1. a perforation and loss of pressure in a pneumatic tyre, made by sharp stones, glass, etc.
2. the act of puncturing or perforating



a piercing of the wall of any cavity, vessel, hollow or parenchymatous organ, tumor, or infiltrate for purposes of treatment or diagnosis. Exploratory punctures are used to help accurately diagnose diseases either through analysis of the contents of a cavity—the pleural cavity, for example—and subsequent cytological, biochemical, and bacteriological examination or through microscopic, ultramicroscopic, cytochemical, and chromosomal study of cells obtained from pathologically altered organs. It is also used for measuring the pressure in the cavities of the heart, large blood vessels, and the cerebrospinal canal and for introducing into a cavity contrast materials or air (radiodiagnostics). Therapeutic punctures are used to extract pus, blood, air, or fluid from a cavity, wash the cavity, and introduce medicinal substances. Often both types of punctures coincide.

There are a number of common punctures. Veins are punctured in order to obtain blood for analysis and for bloodletting, injection of medication, or transfusion of blood. In the case of exudative pleuritis, the pleural cavity is punctured in order to remove air from the cavity and induce artificial pneumothorax. The abdominal cavity is punctured if ascites is present, and joints are punctured for therapeutic and exploratory purposes. Puncture of the cerebrospinal canal is performed for analysis of the cerebrospinal fluid or injection of medications or radiopa-que substances. The urinary bladder is punctured when there is urinary retention and it is impossible to introduce a catheter. Puncture is done with a syringe and a special needle or trocar, according to all the principles of asepsis and anesthesia.


Diagnosticheskaia i lerapevlicheskaia lekhnika. Edited by V. S. Maiata.
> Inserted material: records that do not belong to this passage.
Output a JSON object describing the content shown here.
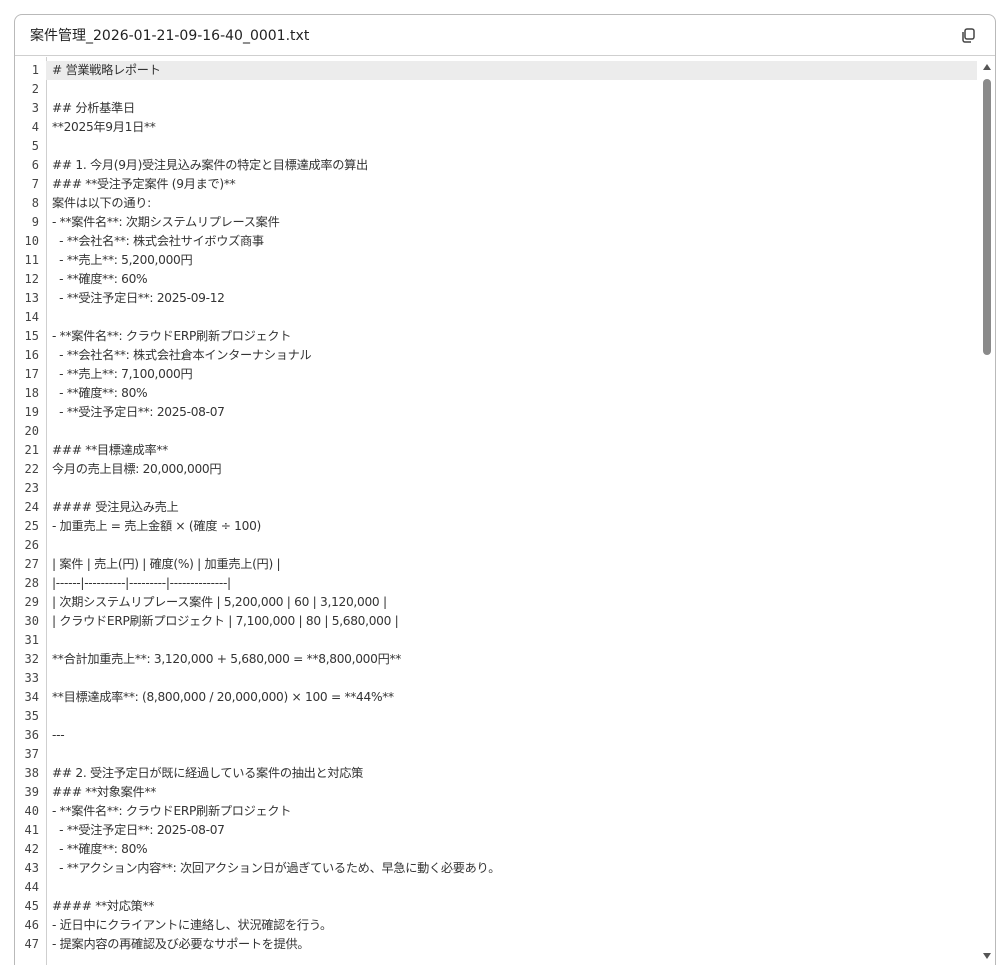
{
  "file": {
    "name": "案件管理_2026-01-21-09-16-40_0001.txt"
  },
  "icons": {
    "copy": "copy-icon",
    "scroll_up": "arrow-up-icon",
    "scroll_down": "arrow-down-icon"
  },
  "lines": [
    "# 営業戦略レポート",
    "",
    "## 分析基準日",
    "**2025年9月1日**",
    "",
    "## 1. 今月(9月)受注見込み案件の特定と目標達成率の算出",
    "### **受注予定案件 (9月まで)**",
    "案件は以下の通り:",
    "- **案件名**: 次期システムリプレース案件",
    "  - **会社名**: 株式会社サイボウズ商事",
    "  - **売上**: 5,200,000円",
    "  - **確度**: 60%",
    "  - **受注予定日**: 2025-09-12",
    "",
    "- **案件名**: クラウドERP刷新プロジェクト",
    "  - **会社名**: 株式会社倉本インターナショナル",
    "  - **売上**: 7,100,000円",
    "  - **確度**: 80%",
    "  - **受注予定日**: 2025-08-07",
    "",
    "### **目標達成率**",
    "今月の売上目標: 20,000,000円",
    "",
    "#### 受注見込み売上",
    "- 加重売上 = 売上金額 × (確度 ÷ 100)",
    "",
    "| 案件 | 売上(円) | 確度(%) | 加重売上(円) |",
    "|------|----------|---------|--------------|",
    "| 次期システムリプレース案件 | 5,200,000 | 60 | 3,120,000 |",
    "| クラウドERP刷新プロジェクト | 7,100,000 | 80 | 5,680,000 |",
    "",
    "**合計加重売上**: 3,120,000 + 5,680,000 = **8,800,000円**",
    "",
    "**目標達成率**: (8,800,000 / 20,000,000) × 100 = **44%**",
    "",
    "---",
    "",
    "## 2. 受注予定日が既に経過している案件の抽出と対応策",
    "### **対象案件**",
    "- **案件名**: クラウドERP刷新プロジェクト",
    "  - **受注予定日**: 2025-08-07",
    "  - **確度**: 80%",
    "  - **アクション内容**: 次回アクション日が過ぎているため、早急に動く必要あり。",
    "",
    "#### **対応策**",
    "- 近日中にクライアントに連絡し、状況確認を行う。",
    "- 提案内容の再確認及び必要なサポートを提供。"
  ]
}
Moscow, 1969.



Disruptive discharge through insulation involving a sudden and large increase in current through the insulation due to complete failure under electrostatic stress.
(science and technology)
To pierce or indent.
References in periodicals archive ?
Quansah and many of the actors playing in PUNCTURED HOPE were students of the Toronto Pictures Film Academy of Ghana prior to joining the cast of the film.
However, tyre company Bridgestone is warning motorists that run-flats should only be used on those new cars fitted with the manufacturer's original production-line equipment which warns the tyre is punctured.
With standard tyres, the driver becomes aware immediately when a tyre is punctured and will inevitably stop the vehicle and change the tyre.
James Bailey, Goodyear Dunlop's corporate communications manager - and the man who let me "destroy" his tyres with the drill - told me cars can be driven between 50 and 90 miles on punctured Run-flats, depending on how laden the car is.
The punctured rear inner tube had been repaired by his son, using Stop Sparex instant puncture sealant.
The metal flew up and punctured the side of the tank, then struck sparks as it fell to the pavement - igniting the spilling gasoline into flames several feet tall.
On closer inspection, the bone appears to have been punctured and gnawed by the teeth of an animal--perhaps a wolf--as it stripped the limb of meat and marrow, report April Nowell and Philip G.
Boxer Mike Tyson has suffered a punctured lung in a motorbike smash.
The tubes are thicker where it counts, in the "flat zone," and are filled with Slime sealant to instantly block leakage in punctured spots.
magazine, written by Daria Trifu, the producer of the feature film PUNCTURED HOPE.
The instant puncture kit-in-a-can seals and inflates punctured tyres, enabling motorists to get home or to the nearest garage quickly and safely.